Chinese President Hu Jintao (胡錦濤) said a slowdown in exports is putting downward pressure on the world’s second-biggest economy, and he pledged to boost domestic demand and promote more balanced growth.
“Economic growth is facing notable downward pressure, some small and medium enterprises are facing a hard time and exporters are facing more difficulties,” Hu said yesterday at the APEC CEO summit in Vladivostok, Russia.
“We have an arduous task of creating jobs for new entrants to the labor force,” he said.
The slowdown is increasing pressure on Hu as China tries to ensure a smooth transition of power to a new generation of leaders at a once-in-a-decade Chinese Communist Party Congress this year. Europe’s debt crisis and anemic US growth may hinder a rebound in exports, while at home a slump in earnings is deterring companies from spending and banks face rising debts.
Asia’s biggest economy expanded 7.6 percent in the second quarter from a year earlier, the slowest pace in three years, after the government moved to counter inflation and surging property prices after its 2009 stimulus.
Exports in July rose 1 percent from a year earlier and shipments in the first seven months rose 7.8 percent, compared with a 23.4 percent rise in the same period last year.
UBS AG and ING Groep NV on Friday cut their full-year forecasts for economic expansion to 7.5 percent, which would be the slowest pace in 22 years.
“They’ve screamed from the rooftops for three years they are trying to slow things down to kill inflation and to kill the property bubble,” said Jim Rogers, chairman of Singapore-based Rogers Holdings, an interview in Vladivostok on Friday. “Now it’s happened.”
The deceleration in China’s economic growth will probably extend into a seventh quarter, with ING estimating a slowdown to 7.1 percent and Bank of America Merrill Lynch projecting 7.4 percent for the three months ending this month.
Data due today may show industrial output growth slowed to 9 percent last month from a year earlier, the slowest pace this year, according to the median estimate in a Bloomberg News survey of 35 economists.

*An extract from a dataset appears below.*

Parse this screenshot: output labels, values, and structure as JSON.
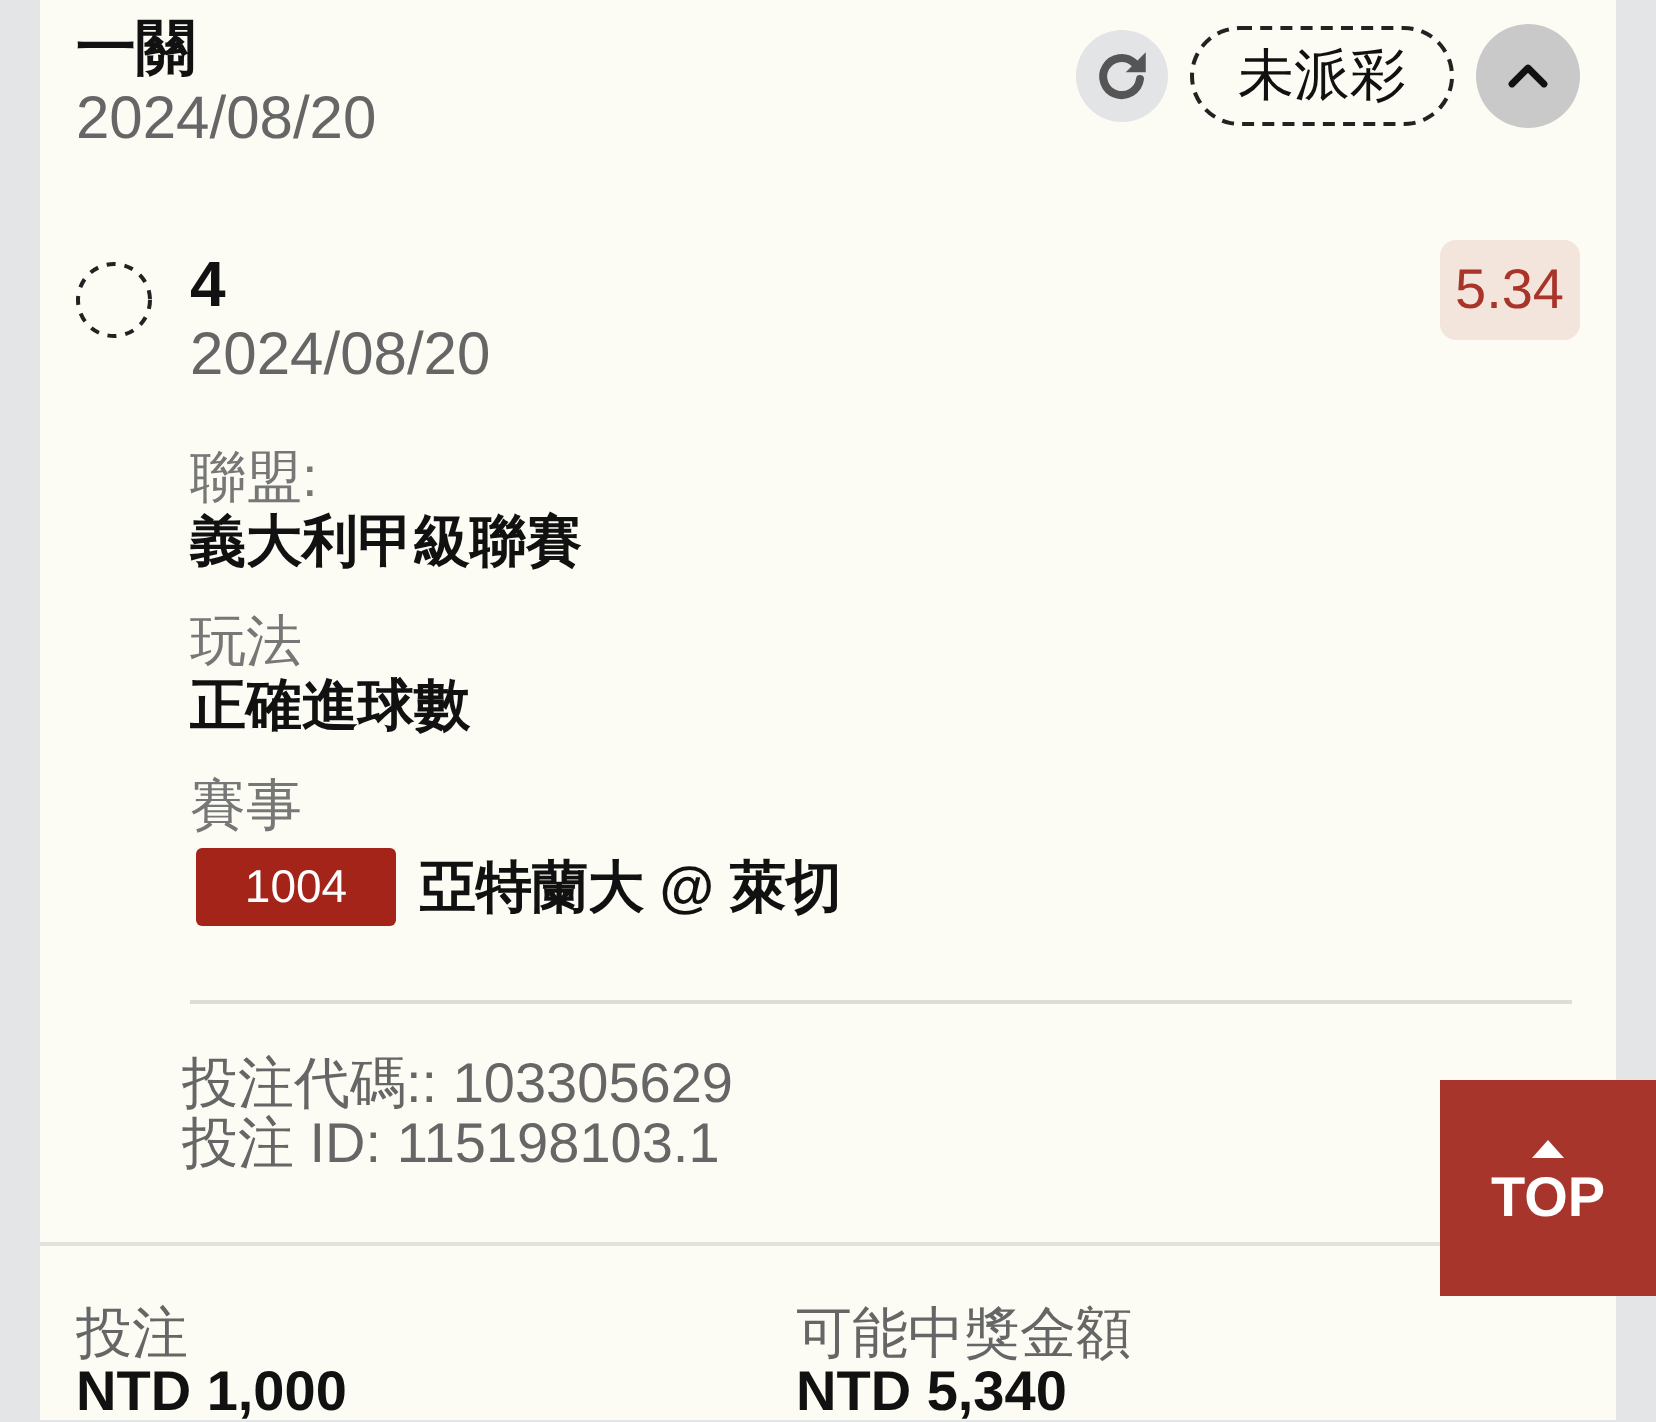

Exports last month probably rose 2.9 percent from a year earlier, according to a separate survey before tomorrow’s report. Overseas shipments climbed 24.5 percent in August last year.
Hu said China’s economy was characterized by a “lack of balance, coordination and sustainability” and that the country would promote “inclusive growth” to improve people’s lives.
China’s Gini coefficient, a measure of inequality, has risen more than any other Asian economy in the past two decades, Murtaza Syed, the IMF’s resident representative in Beijing, said in February.
The government has not released an overall Gini figure since 2000, although ousted former Chongqing Communist Party secretary Bo Xilai (薄熙來) said in March it had exceeded 0.46, above the point that triggers social unrest.
“The route we’ve taken is to allow a portion of the population to grow wealth before everyone else,” China Construction Bank Corp (中國建設銀行) chairman Wang Hongzhang (王洪章) said in a panel discussion at the APEC summit yesterday. “By 2050, we hope to have a society where a large part of the population can share in that equitably.”
Hu’s standing with international investors has suffered ahead of the leadership change later this year. In a quarterly Bloomberg Global Poll published on Friday, two in five voiced pessimism about the impact of his policies on the investment climate in China. That was up from less than one in three in May and is the highest negative reading since the poll began asking that question two years ago.